» Task objective:
The answer required is how many lines of the following entries contain the word "author", with no other words.
[[ Data for this exercise, beginning ]]
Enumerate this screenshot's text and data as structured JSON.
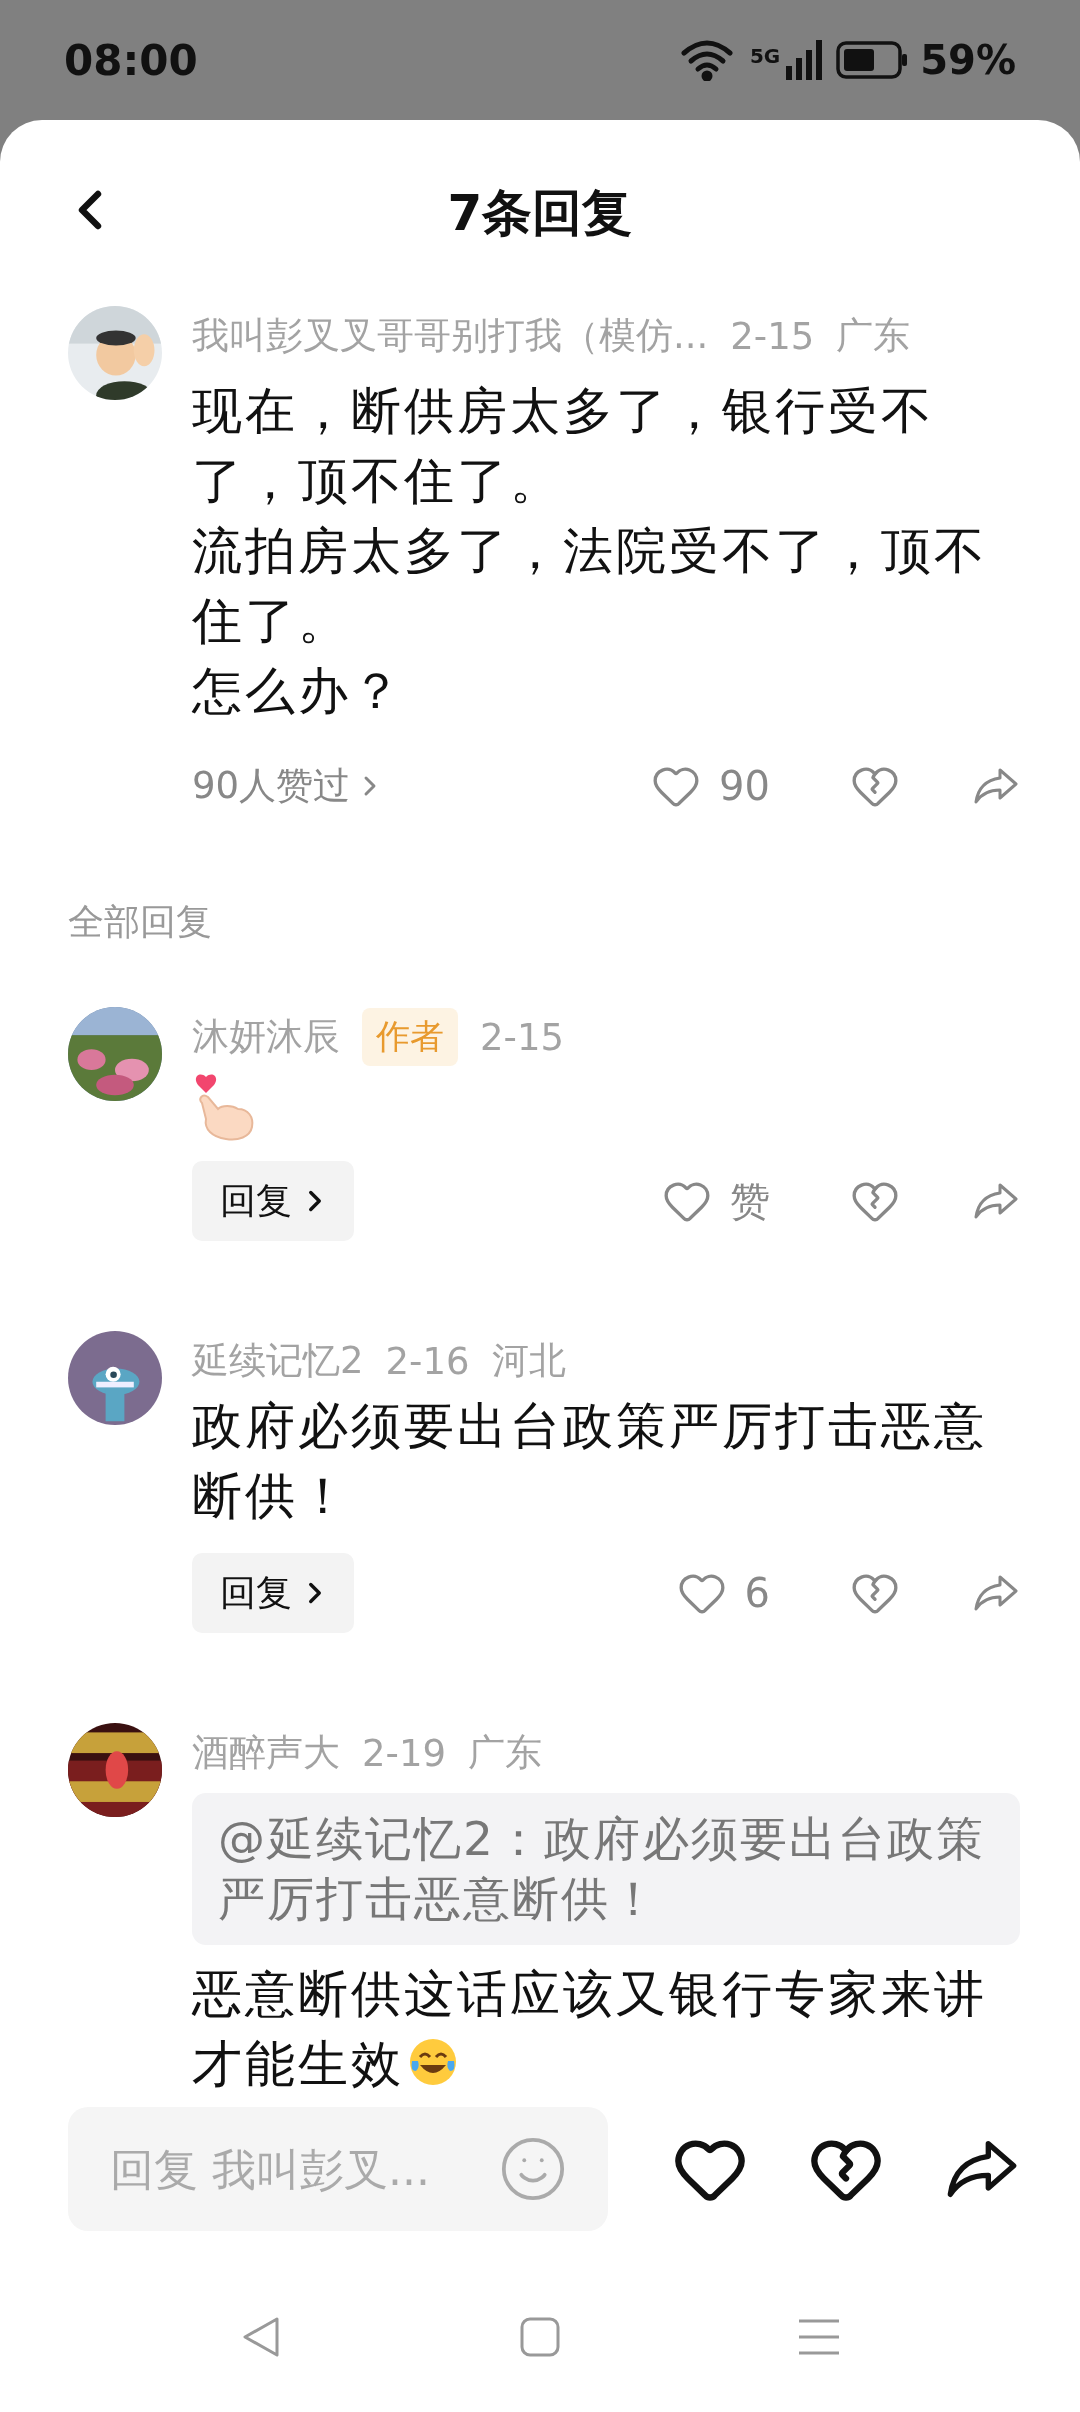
{
  "status_bar": {
    "time": "08:00",
    "network": "5G",
    "battery": "59%"
  },
  "header": {
    "title": "7条回复"
  },
  "main_comment": {
    "author": "我叫彭叉叉哥哥别打我（模仿...",
    "date": "2-15",
    "region": "广东",
    "paragraphs": [
      "现在，断供房太多了，银行受不了，顶不住了。",
      "流拍房太多了，法院受不了，顶不住了。",
      "怎么办？"
    ],
    "likers": "90人赞过",
    "likes": "90"
  },
  "section_label": "全部回复",
  "replies": [
    {
      "kind": "sticker",
      "author": "沐妍沐辰",
      "badge": "作者",
      "date": "2-15",
      "reply_label": "回复",
      "likes": "赞"
    },
    {
      "kind": "text",
      "author": "延续记忆2",
      "date": "2-16",
      "region": "河北",
      "body": "政府必须要出台政策严厉打击恶意断供！",
      "reply_label": "回复",
      "likes": "6"
    },
    {
      "kind": "text",
      "author": "酒醉声大",
      "date": "2-19",
      "region": "广东",
      "quote": "@延续记忆2：政府必须要出台政策严厉打击恶意断供！",
      "body": "恶意断供这话应该又银行专家来讲才能生效",
      "ends_with_emoji": true
    }
  ],
  "input": {
    "placeholder": "回复 我叫彭叉..."
  }
}
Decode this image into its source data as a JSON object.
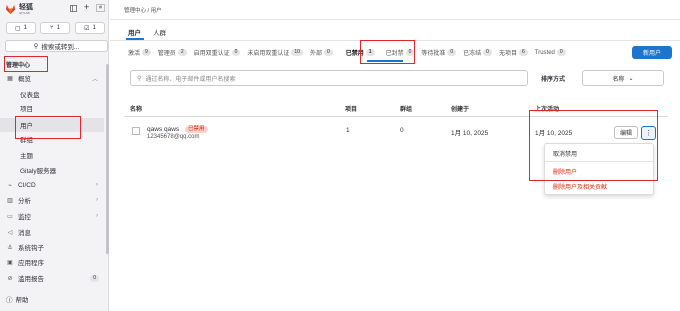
{
  "sidebar": {
    "brand_name": "轻狐",
    "brand_sub": "GITLAB",
    "counters": [
      {
        "icon": "issues-icon",
        "value": "1"
      },
      {
        "icon": "merge-request-icon",
        "value": "1"
      },
      {
        "icon": "todo-icon",
        "value": "1"
      }
    ],
    "search_label": "搜索或转到...",
    "section_label": "管理中心",
    "items": [
      {
        "label": "概览",
        "icon": "grid-icon"
      },
      {
        "label": "仪表盘"
      },
      {
        "label": "项目"
      },
      {
        "label": "用户"
      },
      {
        "label": "群组"
      },
      {
        "label": "主题"
      },
      {
        "label": "Gitaly服务器"
      },
      {
        "label": "CI/CD",
        "icon": "rocket-icon"
      },
      {
        "label": "分析",
        "icon": "chart-icon"
      },
      {
        "label": "监控",
        "icon": "monitor-icon"
      },
      {
        "label": "消息",
        "icon": "megaphone-icon"
      },
      {
        "label": "系统钩子",
        "icon": "hook-icon"
      },
      {
        "label": "应用程序",
        "icon": "apps-icon"
      },
      {
        "label": "滥用报告",
        "icon": "abuse-icon",
        "count": "0"
      }
    ],
    "help_label": "帮助"
  },
  "header": {
    "breadcrumb_root": "管理中心",
    "breadcrumb_sep": "/",
    "breadcrumb_current": "用户"
  },
  "top_tabs": [
    "用户",
    "人群"
  ],
  "filter_tabs": [
    {
      "label": "激活",
      "count": "9"
    },
    {
      "label": "管理员",
      "count": "2"
    },
    {
      "label": "启用双重认证",
      "count": "0"
    },
    {
      "label": "未启用双重认证",
      "count": "10"
    },
    {
      "label": "外部",
      "count": "0"
    },
    {
      "label": "已禁用",
      "count": "1"
    },
    {
      "label": "已封禁",
      "count": "0"
    },
    {
      "label": "等待批准",
      "count": "0"
    },
    {
      "label": "已冻结",
      "count": "0"
    },
    {
      "label": "无项目",
      "count": "6"
    },
    {
      "label": "Trusted",
      "count": "0"
    }
  ],
  "new_user_label": "新用户",
  "search": {
    "placeholder": "通过名称、电子邮件或用户名搜索"
  },
  "sort": {
    "label": "排序方式",
    "value": "名称"
  },
  "table": {
    "headers": [
      "名称",
      "项目",
      "群组",
      "创建于",
      "上次活动"
    ],
    "row": {
      "name": "qaws qaws",
      "badge": "已禁用",
      "email": "12345678@qq.com",
      "projects": "1",
      "groups": "0",
      "created": "1月 10, 2025",
      "last_activity": "1月 10, 2025",
      "edit_label": "编辑"
    }
  },
  "dropdown": {
    "items": [
      "取消禁用",
      "删除用户",
      "删除用户及相关贡献"
    ]
  },
  "colors": {
    "accent": "#1f75cb",
    "danger": "#dd2b0e",
    "annotation": "#e3262d"
  }
}
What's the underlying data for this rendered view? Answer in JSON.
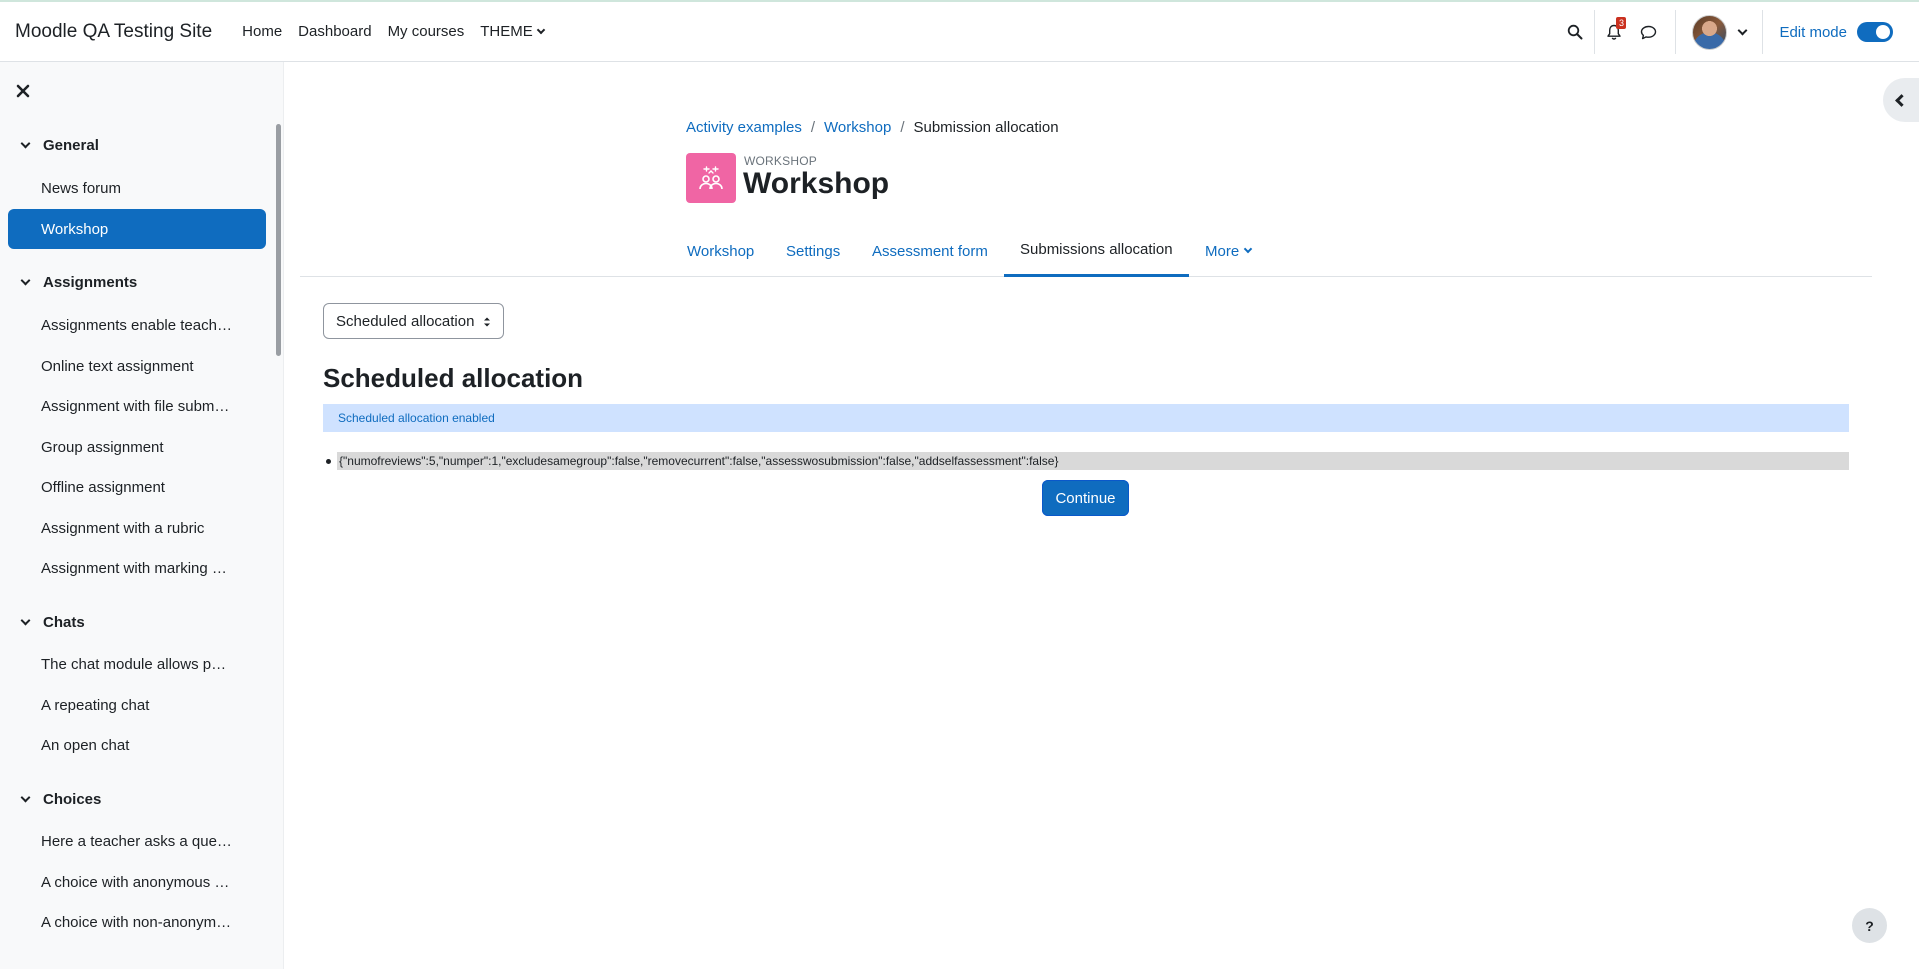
{
  "navbar": {
    "brand": "Moodle QA Testing Site",
    "links": [
      "Home",
      "Dashboard",
      "My courses",
      "THEME"
    ],
    "notification_count": "3",
    "edit_mode_label": "Edit mode"
  },
  "drawer": {
    "sections": [
      {
        "title": "General",
        "items": [
          "News forum",
          "Workshop"
        ]
      },
      {
        "title": "Assignments",
        "items": [
          "Assignments enable teach…",
          "Online text assignment",
          "Assignment with file subm…",
          "Group assignment",
          "Offline assignment",
          "Assignment with a rubric",
          "Assignment with marking …"
        ]
      },
      {
        "title": "Chats",
        "items": [
          "The chat module allows p…",
          "A repeating chat",
          "An open chat"
        ]
      },
      {
        "title": "Choices",
        "items": [
          "Here a teacher asks a que…",
          "A choice with anonymous …",
          "A choice with non-anonym…"
        ]
      }
    ],
    "active_item": "Workshop"
  },
  "breadcrumb": [
    "Activity examples",
    "Workshop",
    "Submission allocation"
  ],
  "header": {
    "pre_title": "WORKSHOP",
    "title": "Workshop"
  },
  "tabs": [
    "Workshop",
    "Settings",
    "Assessment form",
    "Submissions allocation",
    "More"
  ],
  "active_tab": "Submissions allocation",
  "allocator_select": "Scheduled allocation",
  "content": {
    "heading": "Scheduled allocation",
    "alert": "Scheduled allocation enabled",
    "json_settings": "{\"numofreviews\":5,\"numper\":1,\"excludesamegroup\":false,\"removecurrent\":false,\"assesswosubmission\":false,\"addselfassessment\":false}",
    "continue_button": "Continue"
  },
  "help_label": "?",
  "colors": {
    "primary": "#0f6cbf",
    "workshop_icon_bg": "#f065a4",
    "alert_bg": "#cfe2ff",
    "badge": "#ca3120"
  }
}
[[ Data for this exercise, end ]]
» Task output:
4